The UK government has announced that a planned review of fixed odds betting terminals (FOBTs) will now take place in October.
The machines have come under heavy criticism from various sectors over claims that they are addictive and make it easy for punters to lose large amounts of money in a short period of time.
At present, consumers are able to place a maximum stake of £100 (€114/$130) per spin, although campaign groups have called for this to be cut to just £2.
The Department for Culture, Media and Sport (DCMS) is examining the machines in response to criticism and is due to carry out an in-depth review, but, according to The Guardian newspaper, a rift with the Treasury over regulation of FOBTs has led to a delay.
The Guardian said the Treasury is concerned over the impact that a cut could have on tax receipts, after FOBTs last year took in a record £1.8bn from punters in the UK and have seen consumers lose £11bn since 2018.
The newspaper added that the decision has also been complicated by the fact that a number of MPs in the Democratic Unionists Party (DUP) are in favour of cutting the stake.
The DUP recently struck a confidence and supply deal with the Conservative party that will give the latter a small majority in the House of Commons. As a result, the Northern Irish party now have a much stronger voice in Parliament.
Tracey Crouch, the Conservative minister leading the review that was also look at gambling advertising, said the decision is “not in [the] long grass” and that the process is “really important on this issue”.
The DCMS is under pressure to ensure the review is evidence-based and follows procedures or risk calls from bookmakers for a judicial review should it result in a cut in stakes.

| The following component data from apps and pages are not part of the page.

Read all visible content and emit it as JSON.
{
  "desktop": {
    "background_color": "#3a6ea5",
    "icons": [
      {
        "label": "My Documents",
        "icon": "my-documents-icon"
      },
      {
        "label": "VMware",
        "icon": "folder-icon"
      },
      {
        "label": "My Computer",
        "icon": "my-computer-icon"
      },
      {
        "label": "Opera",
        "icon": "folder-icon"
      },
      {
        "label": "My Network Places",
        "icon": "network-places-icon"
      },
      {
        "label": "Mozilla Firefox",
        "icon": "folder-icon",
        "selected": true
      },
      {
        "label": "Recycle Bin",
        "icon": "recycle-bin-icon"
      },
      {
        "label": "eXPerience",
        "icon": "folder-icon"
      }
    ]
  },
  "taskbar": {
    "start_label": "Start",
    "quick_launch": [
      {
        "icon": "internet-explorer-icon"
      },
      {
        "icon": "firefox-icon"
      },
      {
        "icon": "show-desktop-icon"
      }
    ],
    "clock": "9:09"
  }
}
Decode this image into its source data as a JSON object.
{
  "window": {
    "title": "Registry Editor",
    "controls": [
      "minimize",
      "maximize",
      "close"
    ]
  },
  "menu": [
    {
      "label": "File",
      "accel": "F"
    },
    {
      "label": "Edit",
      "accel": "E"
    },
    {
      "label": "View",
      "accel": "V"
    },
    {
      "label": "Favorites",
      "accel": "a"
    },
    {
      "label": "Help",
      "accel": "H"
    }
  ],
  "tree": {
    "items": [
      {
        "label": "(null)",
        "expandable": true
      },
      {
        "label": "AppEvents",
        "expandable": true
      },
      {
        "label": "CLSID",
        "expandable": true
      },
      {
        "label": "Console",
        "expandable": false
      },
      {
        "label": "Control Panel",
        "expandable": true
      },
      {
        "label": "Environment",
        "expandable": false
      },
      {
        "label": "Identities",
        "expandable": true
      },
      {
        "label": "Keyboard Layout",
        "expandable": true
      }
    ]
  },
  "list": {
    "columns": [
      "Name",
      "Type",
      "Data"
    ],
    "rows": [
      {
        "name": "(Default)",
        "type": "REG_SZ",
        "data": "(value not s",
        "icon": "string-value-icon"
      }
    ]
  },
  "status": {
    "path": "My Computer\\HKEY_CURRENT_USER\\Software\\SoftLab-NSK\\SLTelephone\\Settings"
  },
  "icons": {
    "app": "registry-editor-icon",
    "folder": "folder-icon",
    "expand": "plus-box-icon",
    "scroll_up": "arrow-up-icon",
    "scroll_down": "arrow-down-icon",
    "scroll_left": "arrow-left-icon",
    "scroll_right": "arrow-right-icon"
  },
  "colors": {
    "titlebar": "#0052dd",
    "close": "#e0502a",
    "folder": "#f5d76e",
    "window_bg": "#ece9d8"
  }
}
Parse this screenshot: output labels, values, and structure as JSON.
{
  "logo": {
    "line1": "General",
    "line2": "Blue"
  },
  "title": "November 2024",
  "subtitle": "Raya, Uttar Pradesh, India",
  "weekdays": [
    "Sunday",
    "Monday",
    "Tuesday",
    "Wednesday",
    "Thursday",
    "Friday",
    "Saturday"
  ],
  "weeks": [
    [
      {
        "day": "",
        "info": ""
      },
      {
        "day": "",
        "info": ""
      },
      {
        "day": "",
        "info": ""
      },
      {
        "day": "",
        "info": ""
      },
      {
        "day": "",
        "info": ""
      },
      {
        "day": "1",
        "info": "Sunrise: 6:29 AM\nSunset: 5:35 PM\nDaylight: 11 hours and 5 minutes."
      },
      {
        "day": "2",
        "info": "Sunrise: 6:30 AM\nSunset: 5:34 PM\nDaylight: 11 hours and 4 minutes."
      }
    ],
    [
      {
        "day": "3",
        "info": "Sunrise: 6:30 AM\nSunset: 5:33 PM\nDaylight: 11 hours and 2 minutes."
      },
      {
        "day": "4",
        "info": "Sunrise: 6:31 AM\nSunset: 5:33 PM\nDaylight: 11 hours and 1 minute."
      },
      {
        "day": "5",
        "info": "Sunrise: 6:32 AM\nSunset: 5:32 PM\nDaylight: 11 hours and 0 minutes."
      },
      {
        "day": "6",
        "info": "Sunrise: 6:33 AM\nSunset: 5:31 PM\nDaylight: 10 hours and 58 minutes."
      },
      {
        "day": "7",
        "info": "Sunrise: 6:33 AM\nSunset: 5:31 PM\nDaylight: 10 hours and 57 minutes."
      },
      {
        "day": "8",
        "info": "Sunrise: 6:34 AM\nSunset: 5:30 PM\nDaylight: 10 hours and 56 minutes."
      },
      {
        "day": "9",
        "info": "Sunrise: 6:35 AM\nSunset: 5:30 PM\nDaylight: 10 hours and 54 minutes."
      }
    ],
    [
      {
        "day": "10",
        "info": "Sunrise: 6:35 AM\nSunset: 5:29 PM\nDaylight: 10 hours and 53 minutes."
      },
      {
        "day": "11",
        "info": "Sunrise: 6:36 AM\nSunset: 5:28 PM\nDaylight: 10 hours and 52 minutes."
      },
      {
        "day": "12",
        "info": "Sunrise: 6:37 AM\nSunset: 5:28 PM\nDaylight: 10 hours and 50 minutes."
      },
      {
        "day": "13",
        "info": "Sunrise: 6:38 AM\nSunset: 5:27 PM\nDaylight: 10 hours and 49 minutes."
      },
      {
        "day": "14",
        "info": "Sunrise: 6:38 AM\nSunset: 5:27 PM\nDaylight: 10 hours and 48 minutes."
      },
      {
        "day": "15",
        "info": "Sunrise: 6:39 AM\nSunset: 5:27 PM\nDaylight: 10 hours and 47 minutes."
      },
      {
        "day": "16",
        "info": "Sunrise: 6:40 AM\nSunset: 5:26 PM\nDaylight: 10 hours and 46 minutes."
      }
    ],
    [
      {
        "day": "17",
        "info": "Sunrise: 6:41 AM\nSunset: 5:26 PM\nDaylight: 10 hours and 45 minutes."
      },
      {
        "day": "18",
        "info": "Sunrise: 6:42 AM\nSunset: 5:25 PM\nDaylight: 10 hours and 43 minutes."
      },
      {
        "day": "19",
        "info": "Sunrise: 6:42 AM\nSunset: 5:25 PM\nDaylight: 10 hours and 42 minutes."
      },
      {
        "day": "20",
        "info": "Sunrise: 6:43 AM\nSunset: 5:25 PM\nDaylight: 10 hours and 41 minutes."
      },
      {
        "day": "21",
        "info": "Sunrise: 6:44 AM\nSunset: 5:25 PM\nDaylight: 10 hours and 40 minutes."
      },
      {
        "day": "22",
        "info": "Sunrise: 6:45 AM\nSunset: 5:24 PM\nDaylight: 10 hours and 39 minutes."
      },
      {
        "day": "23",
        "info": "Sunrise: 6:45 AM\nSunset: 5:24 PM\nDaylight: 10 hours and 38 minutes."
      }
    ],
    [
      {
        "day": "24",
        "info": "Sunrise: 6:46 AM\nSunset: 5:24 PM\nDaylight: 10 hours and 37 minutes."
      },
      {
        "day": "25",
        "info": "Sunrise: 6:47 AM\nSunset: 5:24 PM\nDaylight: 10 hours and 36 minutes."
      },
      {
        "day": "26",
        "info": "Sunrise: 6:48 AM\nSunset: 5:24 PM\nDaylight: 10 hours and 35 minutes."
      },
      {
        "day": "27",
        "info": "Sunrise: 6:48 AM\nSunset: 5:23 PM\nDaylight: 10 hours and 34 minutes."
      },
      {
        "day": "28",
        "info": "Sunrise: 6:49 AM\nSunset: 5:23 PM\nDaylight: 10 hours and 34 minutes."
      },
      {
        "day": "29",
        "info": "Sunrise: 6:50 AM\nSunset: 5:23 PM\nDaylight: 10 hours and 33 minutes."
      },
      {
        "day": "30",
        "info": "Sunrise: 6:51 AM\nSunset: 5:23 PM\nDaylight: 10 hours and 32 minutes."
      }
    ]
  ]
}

“Any decisions affecting an industry that serves six million customers and employs over 52,000 people, more than the rest of the gambling industry combined, should be taken on the basis of the facts and evidence. We remain committed to working with the government and regulators on our responsible gambling agenda.”Association of British Bookmakers in response to news of the delay